:: Task ::
Begin at the line containing "Read all visible content and emit it as JSON." and copy exactly through the last line of the listing, skipping every picture.

:: Data supplied ::

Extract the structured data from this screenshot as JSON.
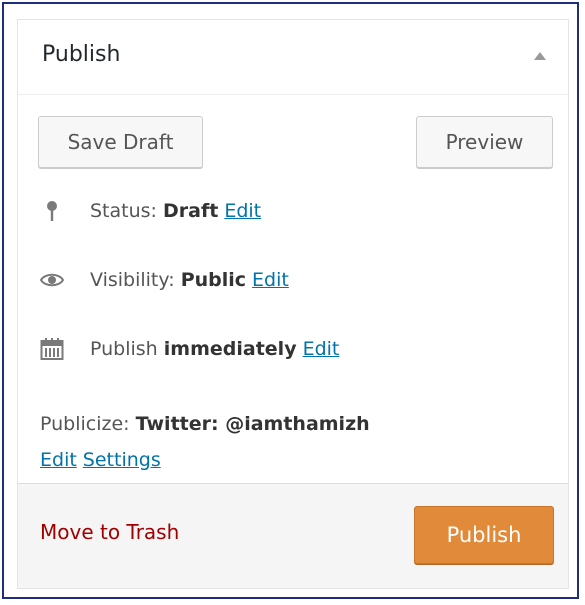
{
  "header": {
    "title": "Publish",
    "toggle_icon": "triangle-up-icon"
  },
  "actions": {
    "save_draft_label": "Save Draft",
    "preview_label": "Preview"
  },
  "status": {
    "icon": "pin-icon",
    "label": "Status:",
    "value": "Draft",
    "edit_label": "Edit"
  },
  "visibility": {
    "icon": "eye-icon",
    "label": "Visibility:",
    "value": "Public",
    "edit_label": "Edit"
  },
  "schedule": {
    "icon": "calendar-icon",
    "label": "Publish",
    "value": "immediately",
    "edit_label": "Edit"
  },
  "publicize": {
    "label": "Publicize:",
    "value": "Twitter: @iamthamizh",
    "edit_label": "Edit",
    "settings_label": "Settings"
  },
  "footer": {
    "trash_label": "Move to Trash",
    "publish_label": "Publish"
  },
  "colors": {
    "link": "#0073aa",
    "trash": "#a00000",
    "publish_button": "#e08a3a",
    "frame_border": "#1f2e7a"
  }
}
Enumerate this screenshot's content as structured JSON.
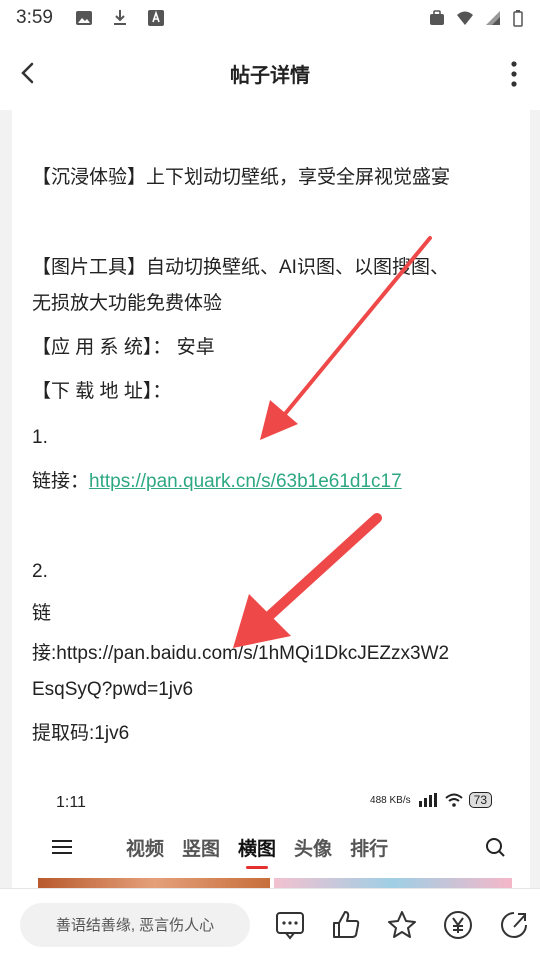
{
  "status_bar": {
    "time": "3:59"
  },
  "header": {
    "title": "帖子详情"
  },
  "post": {
    "line1": "【沉浸体验】上下划动切壁纸，享受全屏视觉盛宴",
    "line2": "【图片工具】自动切换壁纸、AI识图、以图搜图、",
    "line3": "无损放大功能免费体验",
    "line4": "【应 用 系 统】：  安卓",
    "line5": "【下 载 地 址】：",
    "item1_num": "1.",
    "item1_prefix": "链接：",
    "item1_link": "https://pan.quark.cn/s/63b1e61d1c17",
    "item2_num": "2.",
    "item2_line1": "链",
    "item2_line2": "接:https://pan.baidu.com/s/1hMQi1DkcJEZzx3W2",
    "item2_line3": "EsqSyQ?pwd=1jv6",
    "item2_code": "提取码:1jv6"
  },
  "embed": {
    "time": "1:11",
    "speed": "488 KB/s",
    "battery": "73",
    "tabs": [
      "视频",
      "竖图",
      "横图",
      "头像",
      "排行"
    ],
    "active_tab": "横图"
  },
  "bottom": {
    "comment_placeholder": "善语结善缘, 恶言伤人心"
  },
  "colors": {
    "link": "#2ea882",
    "accent": "#e53030",
    "arrow": "#ef4848"
  }
}
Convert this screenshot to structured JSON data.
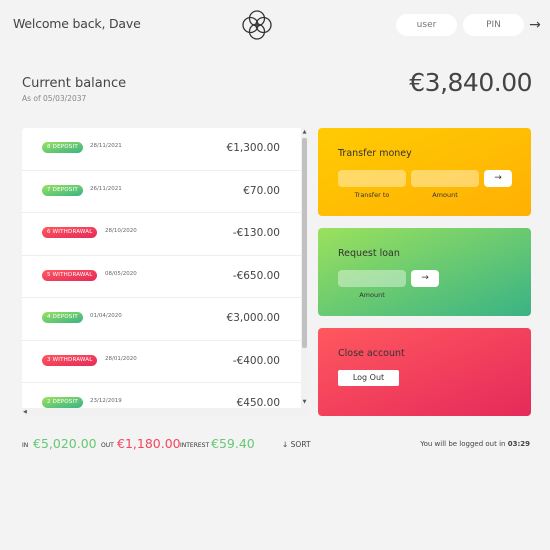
{
  "header": {
    "welcome": "Welcome back, Dave",
    "user_placeholder": "user",
    "pin_placeholder": "PIN",
    "login_button": "→"
  },
  "balance": {
    "label": "Current balance",
    "date": "As of 05/03/2037",
    "value": "€3,840.00"
  },
  "movements": [
    {
      "type": "8 deposit",
      "kind": "deposit",
      "date": "28/11/2021",
      "value": "€1,300.00"
    },
    {
      "type": "7 deposit",
      "kind": "deposit",
      "date": "26/11/2021",
      "value": "€70.00"
    },
    {
      "type": "6 withdrawal",
      "kind": "withdrawal",
      "date": "28/10/2020",
      "value": "-€130.00"
    },
    {
      "type": "5 withdrawal",
      "kind": "withdrawal",
      "date": "08/05/2020",
      "value": "-€650.00"
    },
    {
      "type": "4 deposit",
      "kind": "deposit",
      "date": "01/04/2020",
      "value": "€3,000.00"
    },
    {
      "type": "3 withdrawal",
      "kind": "withdrawal",
      "date": "28/01/2020",
      "value": "-€400.00"
    },
    {
      "type": "2 deposit",
      "kind": "deposit",
      "date": "23/12/2019",
      "value": "€450.00"
    }
  ],
  "operations": {
    "transfer": {
      "title": "Transfer money",
      "to_label": "Transfer to",
      "amount_label": "Amount",
      "button": "→"
    },
    "loan": {
      "title": "Request loan",
      "amount_label": "Amount",
      "button": "→"
    },
    "close": {
      "title": "Close account",
      "button": "Log Out"
    }
  },
  "summary": {
    "in_label": "In",
    "in_value": "€5,020.00",
    "out_label": "Out",
    "out_value": "€1,180.00",
    "interest_label": "Interest",
    "interest_value": "€59.40",
    "sort": "↓ SORT"
  },
  "logout_timer": {
    "text": "You will be logged out in",
    "time": "03:29"
  },
  "colors": {
    "deposit": "#66c873",
    "withdrawal": "#f5465d",
    "transfer_card": "#ffbb03",
    "loan_card": "#6fcc72",
    "close_card": "#f23f5d"
  }
}
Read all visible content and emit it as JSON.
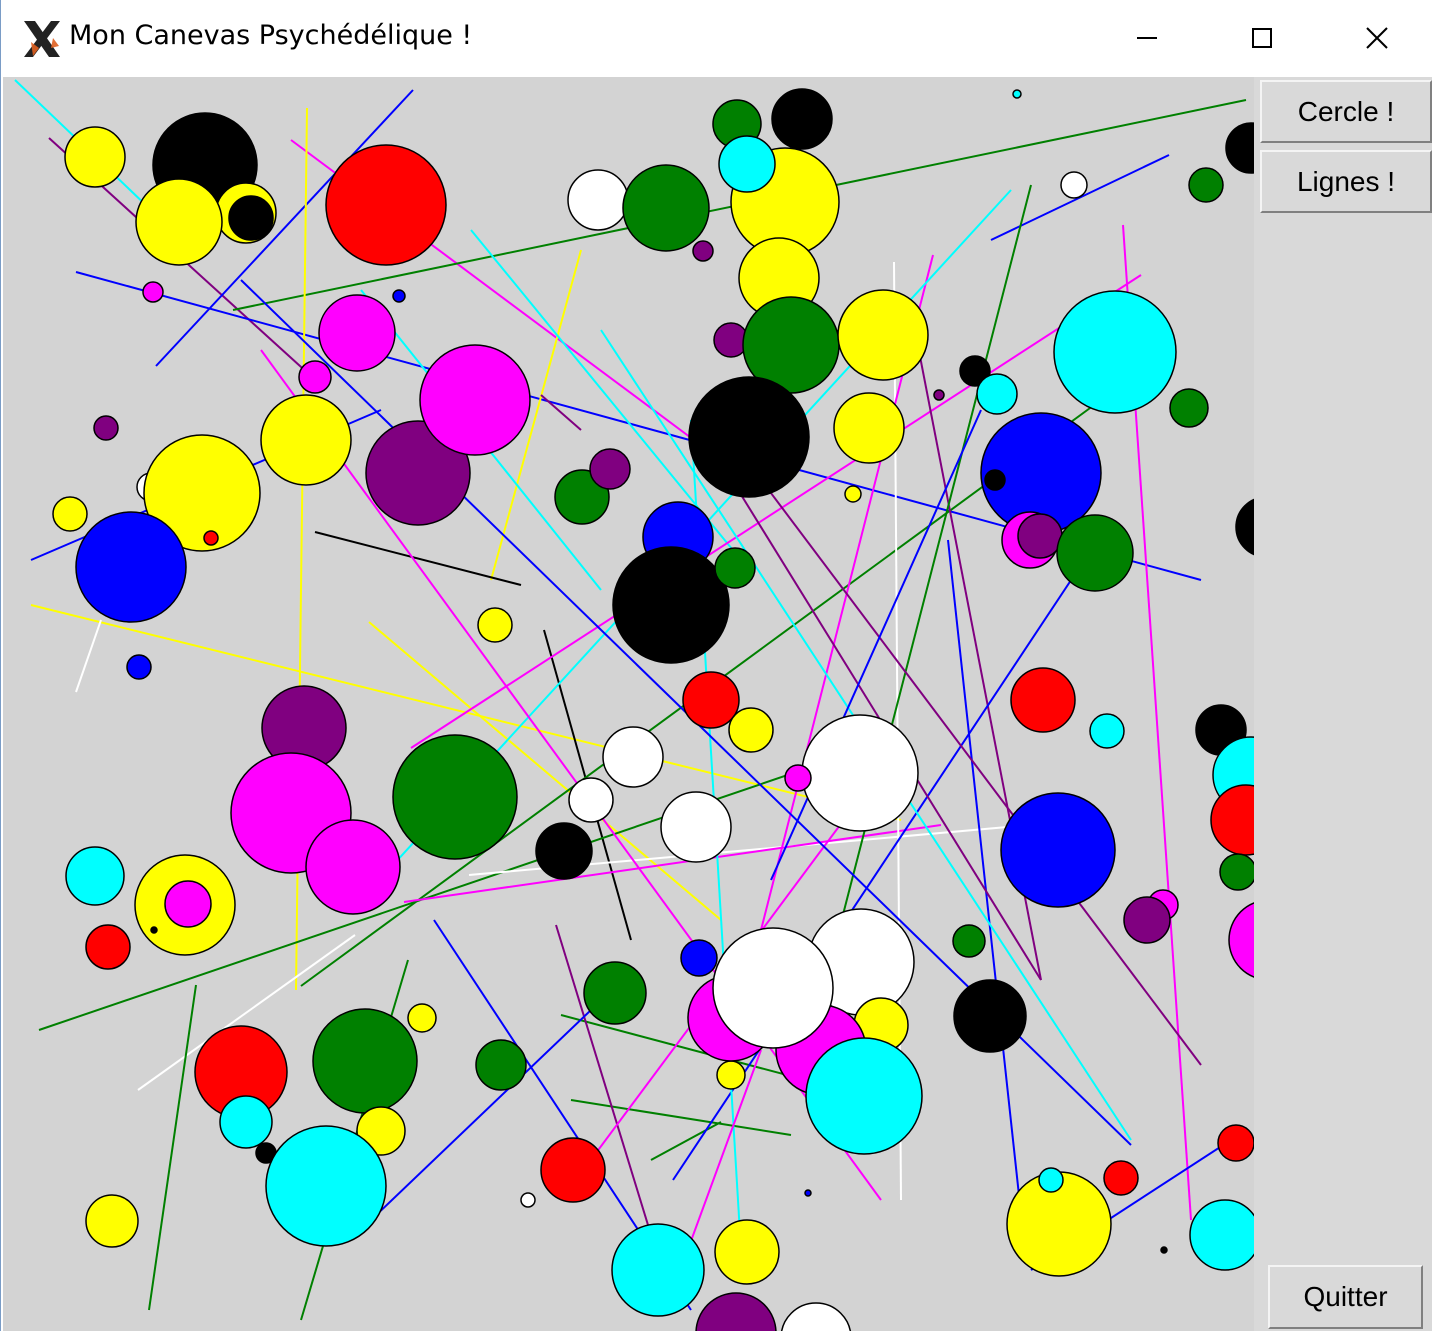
{
  "window": {
    "title": "Mon Canevas Psychédélique !"
  },
  "buttons": {
    "cercle": "Cercle !",
    "lignes": "Lignes !",
    "quitter": "Quitter"
  },
  "colors": {
    "canvas_bg": "#d3d3d3",
    "panel_bg": "#d9d9d9",
    "palette": [
      "black",
      "white",
      "red",
      "green",
      "blue",
      "cyan",
      "yellow",
      "magenta",
      "purple"
    ]
  },
  "icons": {
    "app": "x-app-icon",
    "minimize": "minimize-icon",
    "maximize": "maximize-icon",
    "close": "close-icon"
  }
}
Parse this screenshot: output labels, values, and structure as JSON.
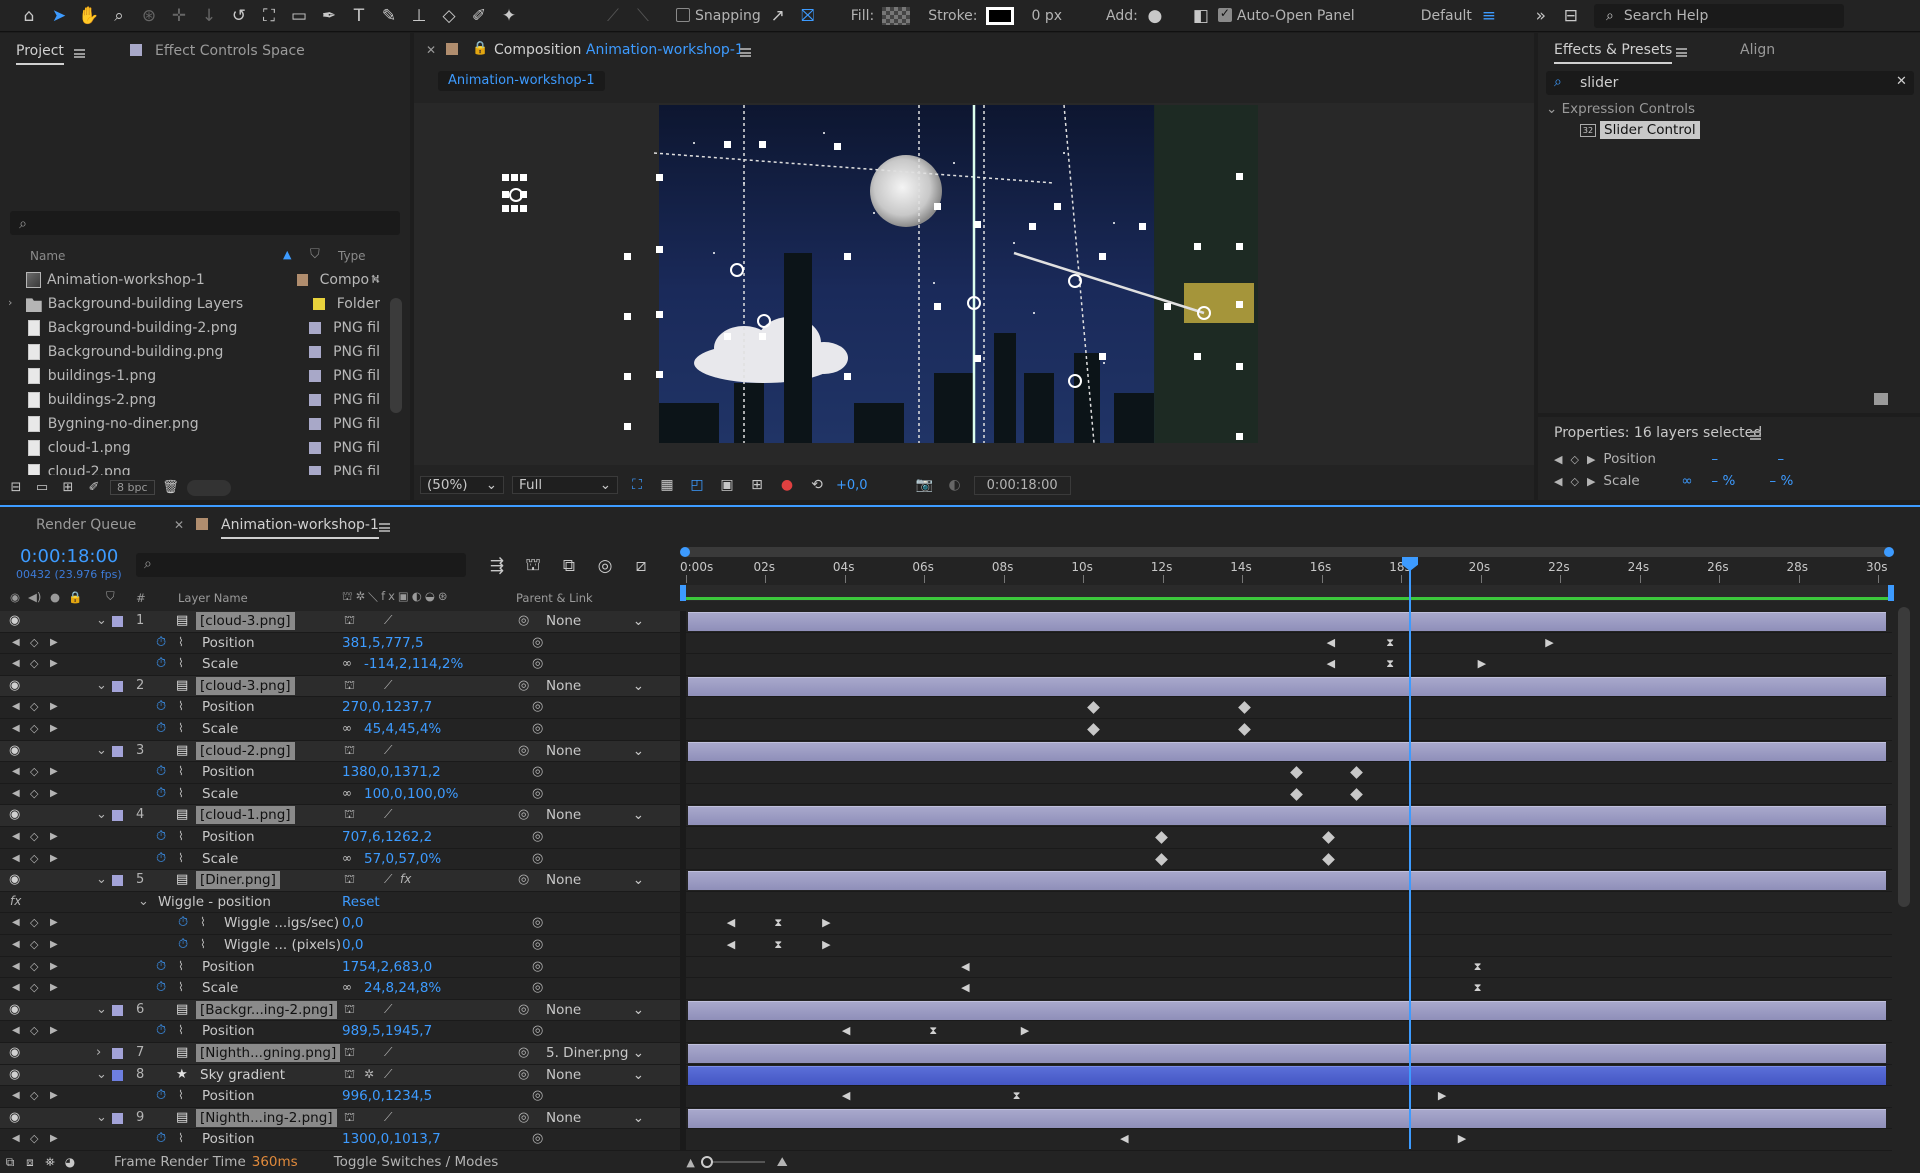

:: Response below ::
Read all visible content and emit it as JSON.
{
  "window": {
    "title": "Mon Canevas Psychédélique !"
  },
  "buttons": {
    "cercle": "Cercle !",
    "lignes": "Lignes !",
    "quitter": "Quitter"
  },
  "colors": {
    "canvas_bg": "#d3d3d3",
    "panel_bg": "#d9d9d9",
    "palette": [
      "black",
      "white",
      "red",
      "green",
      "blue",
      "cyan",
      "yellow",
      "magenta",
      "purple"
    ]
  },
  "icons": {
    "app": "x-app-icon",
    "minimize": "minimize-icon",
    "maximize": "maximize-icon",
    "close": "close-icon"
  }
}
Parse this screenshot: output labels, values, and structure as JSON.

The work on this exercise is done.